___ Record excerpts ___

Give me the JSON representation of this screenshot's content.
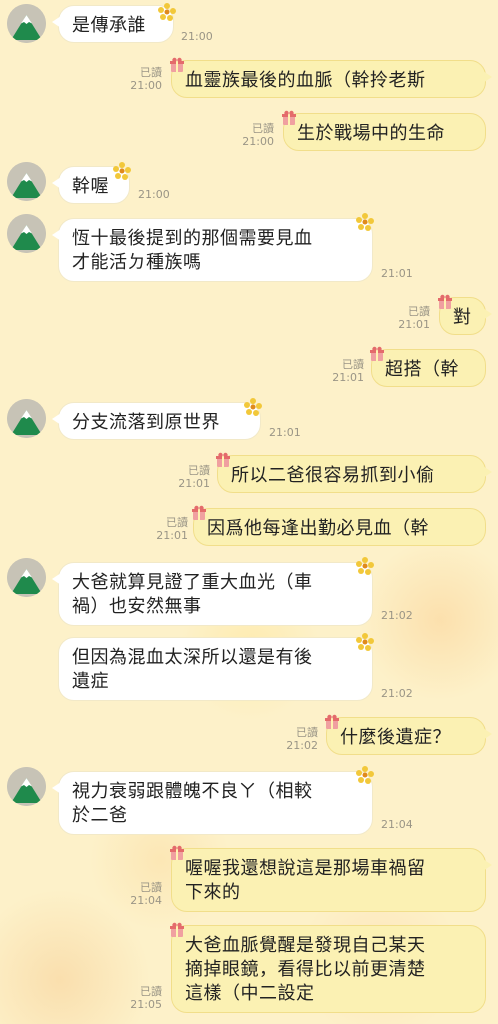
{
  "messages": [
    {
      "side": "in",
      "avatar": true,
      "text": [
        "是傳承誰"
      ],
      "time": "21:00"
    },
    {
      "side": "out",
      "text": [
        "血靈族最後的血脈（幹拎老斯"
      ],
      "read": "已讀",
      "time": "21:00"
    },
    {
      "side": "out",
      "text": [
        "生於戰場中的生命"
      ],
      "read": "已讀",
      "time": "21:00"
    },
    {
      "side": "in",
      "avatar": true,
      "text": [
        "幹喔"
      ],
      "time": "21:00"
    },
    {
      "side": "in",
      "avatar": true,
      "text": [
        "恆十最後提到的那個需要見血",
        "才能活ㄉ種族嗎"
      ],
      "time": "21:01"
    },
    {
      "side": "out",
      "text": [
        "對"
      ],
      "read": "已讀",
      "time": "21:01"
    },
    {
      "side": "out",
      "text": [
        "超搭（幹"
      ],
      "read": "已讀",
      "time": "21:01"
    },
    {
      "side": "in",
      "avatar": true,
      "text": [
        "分支流落到原世界"
      ],
      "time": "21:01"
    },
    {
      "side": "out",
      "text": [
        "所以二爸很容易抓到小偷"
      ],
      "read": "已讀",
      "time": "21:01"
    },
    {
      "side": "out",
      "text": [
        "因爲他每逢出勤必見血（幹"
      ],
      "read": "已讀",
      "time": "21:01"
    },
    {
      "side": "in",
      "avatar": true,
      "text": [
        "大爸就算見證了重大血光（車",
        "禍）也安然無事"
      ],
      "time": "21:02"
    },
    {
      "side": "in",
      "text": [
        "但因為混血太深所以還是有後",
        "遺症"
      ],
      "time": "21:02"
    },
    {
      "side": "out",
      "text": [
        "什麼後遺症？"
      ],
      "read": "已讀",
      "time": "21:02"
    },
    {
      "side": "in",
      "avatar": true,
      "text": [
        "視力衰弱跟體魄不良ㄚ（相較",
        "於二爸"
      ],
      "time": "21:04"
    },
    {
      "side": "out",
      "text": [
        "喔喔我還想說這是那場車禍留",
        "下來的"
      ],
      "read": "已讀",
      "time": "21:04"
    },
    {
      "side": "out",
      "text": [
        "大爸血脈覺醒是發現自己某天",
        "摘掉眼鏡，看得比以前更清楚",
        "這樣（中二設定"
      ],
      "read": "已讀",
      "time": "21:05"
    }
  ],
  "colors": {
    "incoming_bubble": "#ffffff",
    "outgoing_bubble": "#fbf1b3",
    "background": "#fdf1c9",
    "meta_text": "#9a9586"
  },
  "icons": {
    "avatar": "mountain-avatar-icon",
    "incoming_decoration": "yellow-flower-icon",
    "outgoing_decoration": "gift-icon"
  }
}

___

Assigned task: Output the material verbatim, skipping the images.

Response area:
Give me the JSON representation of this screenshot's content.
{
  "messages": [
    {
      "side": "in",
      "avatar": true,
      "text": [
        "是傳承誰"
      ],
      "time": "21:00"
    },
    {
      "side": "out",
      "text": [
        "血靈族最後的血脈（幹拎老斯"
      ],
      "read": "已讀",
      "time": "21:00"
    },
    {
      "side": "out",
      "text": [
        "生於戰場中的生命"
      ],
      "read": "已讀",
      "time": "21:00"
    },
    {
      "side": "in",
      "avatar": true,
      "text": [
        "幹喔"
      ],
      "time": "21:00"
    },
    {
      "side": "in",
      "avatar": true,
      "text": [
        "恆十最後提到的那個需要見血",
        "才能活ㄉ種族嗎"
      ],
      "time": "21:01"
    },
    {
      "side": "out",
      "text": [
        "對"
      ],
      "read": "已讀",
      "time": "21:01"
    },
    {
      "side": "out",
      "text": [
        "超搭（幹"
      ],
      "read": "已讀",
      "time": "21:01"
    },
    {
      "side": "in",
      "avatar": true,
      "text": [
        "分支流落到原世界"
      ],
      "time": "21:01"
    },
    {
      "side": "out",
      "text": [
        "所以二爸很容易抓到小偷"
      ],
      "read": "已讀",
      "time": "21:01"
    },
    {
      "side": "out",
      "text": [
        "因爲他每逢出勤必見血（幹"
      ],
      "read": "已讀",
      "time": "21:01"
    },
    {
      "side": "in",
      "avatar": true,
      "text": [
        "大爸就算見證了重大血光（車",
        "禍）也安然無事"
      ],
      "time": "21:02"
    },
    {
      "side": "in",
      "text": [
        "但因為混血太深所以還是有後",
        "遺症"
      ],
      "time": "21:02"
    },
    {
      "side": "out",
      "text": [
        "什麼後遺症？"
      ],
      "read": "已讀",
      "time": "21:02"
    },
    {
      "side": "in",
      "avatar": true,
      "text": [
        "視力衰弱跟體魄不良ㄚ（相較",
        "於二爸"
      ],
      "time": "21:04"
    },
    {
      "side": "out",
      "text": [
        "喔喔我還想說這是那場車禍留",
        "下來的"
      ],
      "read": "已讀",
      "time": "21:04"
    },
    {
      "side": "out",
      "text": [
        "大爸血脈覺醒是發現自己某天",
        "摘掉眼鏡，看得比以前更清楚",
        "這樣（中二設定"
      ],
      "read": "已讀",
      "time": "21:05"
    }
  ],
  "colors": {
    "incoming_bubble": "#ffffff",
    "outgoing_bubble": "#fbf1b3",
    "background": "#fdf1c9",
    "meta_text": "#9a9586"
  },
  "icons": {
    "avatar": "mountain-avatar-icon",
    "incoming_decoration": "yellow-flower-icon",
    "outgoing_decoration": "gift-icon"
  }
}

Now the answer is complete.